Work to complete
The word "Wave" occurs in some of the lines below; copy each of those lines.

-- Opening Marker --

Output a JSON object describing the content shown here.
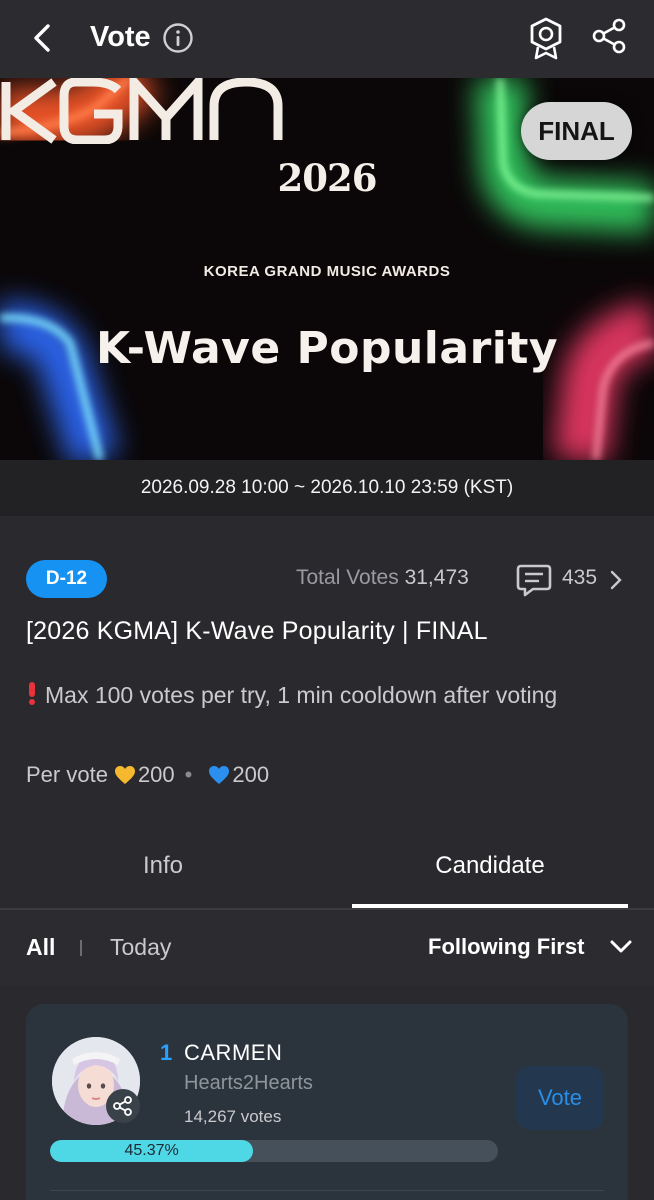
{
  "header": {
    "title": "Vote"
  },
  "banner": {
    "status_badge": "FINAL",
    "year": "2026",
    "logo_text": "KGMA",
    "subtitle": "KOREA GRAND MUSIC AWARDS",
    "category": "K-Wave Popularity"
  },
  "period": "2026.09.28 10:00 ~ 2026.10.10 23:59 (KST)",
  "summary": {
    "dday": "D-12",
    "total_label": "Total Votes",
    "total_votes": "31,473",
    "comments": "435"
  },
  "vote_title": "[2026 KGMA] K-Wave Popularity | FINAL",
  "notice": "Max 100 votes per try, 1 min cooldown after voting",
  "per_vote": {
    "label": "Per vote",
    "gold_cost": "200",
    "blue_cost": "200",
    "gold_color": "#f5b82e",
    "blue_color": "#2b8ff0"
  },
  "tabs": [
    {
      "label": "Info",
      "active": false
    },
    {
      "label": "Candidate",
      "active": true
    }
  ],
  "filter": {
    "all": "All",
    "today": "Today",
    "sort": "Following First"
  },
  "candidates": [
    {
      "rank": "1",
      "name": "CARMEN",
      "group": "Hearts2Hearts",
      "votes": "14,267 votes",
      "percent_label": "45.37%",
      "percent": 45.37,
      "vote_label": "Vote"
    }
  ],
  "colors": {
    "accent": "#1592f2",
    "progress": "#4ed8e6",
    "background": "#2a2a2e"
  }
}
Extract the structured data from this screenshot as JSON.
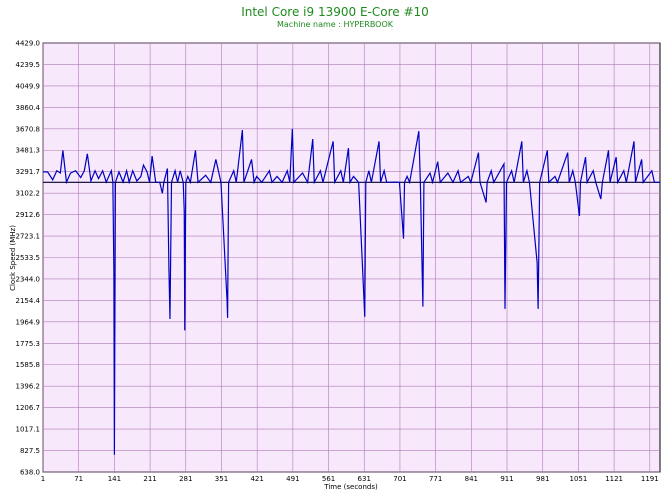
{
  "chart_data": {
    "type": "line",
    "title": "Intel Core i9 13900 E-Core #10",
    "subtitle": "Machine name : HYPERBOOK",
    "xlabel": "Time (seconds)",
    "ylabel": "Clock Speed (MHz)",
    "xlim": [
      1,
      1211
    ],
    "ylim": [
      638.0,
      4429.0
    ],
    "x_ticks": [
      "1",
      "71",
      "141",
      "211",
      "281",
      "351",
      "421",
      "491",
      "561",
      "631",
      "701",
      "771",
      "841",
      "911",
      "981",
      "1051",
      "1121",
      "1191"
    ],
    "y_ticks": [
      "4429.0",
      "4239.5",
      "4049.9",
      "3860.4",
      "3670.8",
      "3481.3",
      "3291.7",
      "3102.2",
      "2912.6",
      "2723.1",
      "2533.5",
      "2344.0",
      "2154.4",
      "1964.9",
      "1775.3",
      "1585.8",
      "1396.2",
      "1206.7",
      "1017.1",
      "827.5",
      "638.0"
    ],
    "grid": true,
    "colors": {
      "line": "#0000c0",
      "plot_bg": "#f7e9fb",
      "grid": "#b07ab8",
      "title": "#1f8a1f"
    },
    "baseline": 3198,
    "series": [
      {
        "values": [
          [
            1,
            3290
          ],
          [
            10,
            3290
          ],
          [
            20,
            3220
          ],
          [
            28,
            3300
          ],
          [
            35,
            3280
          ],
          [
            40,
            3480
          ],
          [
            47,
            3200
          ],
          [
            55,
            3280
          ],
          [
            65,
            3300
          ],
          [
            75,
            3240
          ],
          [
            82,
            3300
          ],
          [
            88,
            3450
          ],
          [
            95,
            3210
          ],
          [
            103,
            3300
          ],
          [
            110,
            3230
          ],
          [
            118,
            3300
          ],
          [
            125,
            3200
          ],
          [
            135,
            3300
          ],
          [
            138,
            3200
          ],
          [
            140,
            2410
          ],
          [
            141,
            790
          ],
          [
            143,
            3198
          ],
          [
            150,
            3290
          ],
          [
            158,
            3200
          ],
          [
            165,
            3300
          ],
          [
            170,
            3200
          ],
          [
            177,
            3300
          ],
          [
            185,
            3210
          ],
          [
            193,
            3250
          ],
          [
            198,
            3350
          ],
          [
            205,
            3290
          ],
          [
            210,
            3200
          ],
          [
            215,
            3430
          ],
          [
            222,
            3198
          ],
          [
            230,
            3198
          ],
          [
            235,
            3100
          ],
          [
            238,
            3198
          ],
          [
            245,
            3320
          ],
          [
            248,
            2420
          ],
          [
            250,
            1990
          ],
          [
            253,
            3198
          ],
          [
            260,
            3300
          ],
          [
            265,
            3198
          ],
          [
            270,
            3300
          ],
          [
            276,
            3198
          ],
          [
            278,
            2940
          ],
          [
            279,
            1890
          ],
          [
            281,
            3198
          ],
          [
            285,
            3250
          ],
          [
            290,
            3198
          ],
          [
            300,
            3480
          ],
          [
            305,
            3198
          ],
          [
            320,
            3260
          ],
          [
            330,
            3198
          ],
          [
            340,
            3400
          ],
          [
            350,
            3198
          ],
          [
            362,
            2150
          ],
          [
            363,
            2000
          ],
          [
            365,
            3198
          ],
          [
            375,
            3300
          ],
          [
            380,
            3198
          ],
          [
            392,
            3660
          ],
          [
            395,
            3198
          ],
          [
            410,
            3400
          ],
          [
            415,
            3198
          ],
          [
            420,
            3250
          ],
          [
            430,
            3198
          ],
          [
            445,
            3300
          ],
          [
            450,
            3198
          ],
          [
            460,
            3250
          ],
          [
            470,
            3198
          ],
          [
            480,
            3300
          ],
          [
            485,
            3198
          ],
          [
            490,
            3670
          ],
          [
            493,
            3198
          ],
          [
            510,
            3280
          ],
          [
            520,
            3198
          ],
          [
            530,
            3580
          ],
          [
            533,
            3198
          ],
          [
            545,
            3300
          ],
          [
            550,
            3198
          ],
          [
            570,
            3560
          ],
          [
            573,
            3198
          ],
          [
            585,
            3300
          ],
          [
            590,
            3198
          ],
          [
            600,
            3500
          ],
          [
            603,
            3198
          ],
          [
            610,
            3250
          ],
          [
            620,
            3198
          ],
          [
            632,
            2010
          ],
          [
            634,
            3198
          ],
          [
            640,
            3300
          ],
          [
            645,
            3198
          ],
          [
            660,
            3560
          ],
          [
            663,
            3198
          ],
          [
            670,
            3300
          ],
          [
            675,
            3198
          ],
          [
            690,
            3200
          ],
          [
            700,
            3198
          ],
          [
            708,
            2700
          ],
          [
            710,
            3198
          ],
          [
            715,
            3250
          ],
          [
            720,
            3198
          ],
          [
            738,
            3650
          ],
          [
            741,
            3198
          ],
          [
            746,
            2100
          ],
          [
            748,
            3198
          ],
          [
            760,
            3280
          ],
          [
            765,
            3198
          ],
          [
            775,
            3380
          ],
          [
            780,
            3198
          ],
          [
            795,
            3280
          ],
          [
            805,
            3198
          ],
          [
            815,
            3300
          ],
          [
            820,
            3198
          ],
          [
            835,
            3250
          ],
          [
            840,
            3198
          ],
          [
            855,
            3460
          ],
          [
            858,
            3198
          ],
          [
            870,
            3020
          ],
          [
            872,
            3198
          ],
          [
            880,
            3300
          ],
          [
            885,
            3198
          ],
          [
            905,
            3360
          ],
          [
            907,
            2080
          ],
          [
            910,
            3198
          ],
          [
            920,
            3300
          ],
          [
            925,
            3198
          ],
          [
            940,
            3560
          ],
          [
            943,
            3198
          ],
          [
            950,
            3300
          ],
          [
            955,
            3198
          ],
          [
            970,
            2490
          ],
          [
            972,
            2080
          ],
          [
            975,
            3198
          ],
          [
            990,
            3480
          ],
          [
            993,
            3198
          ],
          [
            1005,
            3250
          ],
          [
            1010,
            3198
          ],
          [
            1030,
            3460
          ],
          [
            1033,
            3198
          ],
          [
            1040,
            3300
          ],
          [
            1045,
            3198
          ],
          [
            1053,
            2900
          ],
          [
            1055,
            3198
          ],
          [
            1065,
            3420
          ],
          [
            1068,
            3198
          ],
          [
            1080,
            3300
          ],
          [
            1085,
            3198
          ],
          [
            1095,
            3050
          ],
          [
            1098,
            3198
          ],
          [
            1110,
            3480
          ],
          [
            1113,
            3198
          ],
          [
            1125,
            3420
          ],
          [
            1128,
            3198
          ],
          [
            1140,
            3300
          ],
          [
            1145,
            3198
          ],
          [
            1160,
            3560
          ],
          [
            1163,
            3198
          ],
          [
            1175,
            3400
          ],
          [
            1178,
            3198
          ],
          [
            1195,
            3300
          ],
          [
            1200,
            3198
          ],
          [
            1211,
            3198
          ]
        ]
      }
    ]
  }
}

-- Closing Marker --

Exercise solution
    "category": "K-Wave Popularity"
  "vote_title": "[2026 KGMA] K-Wave Popularity | FINAL",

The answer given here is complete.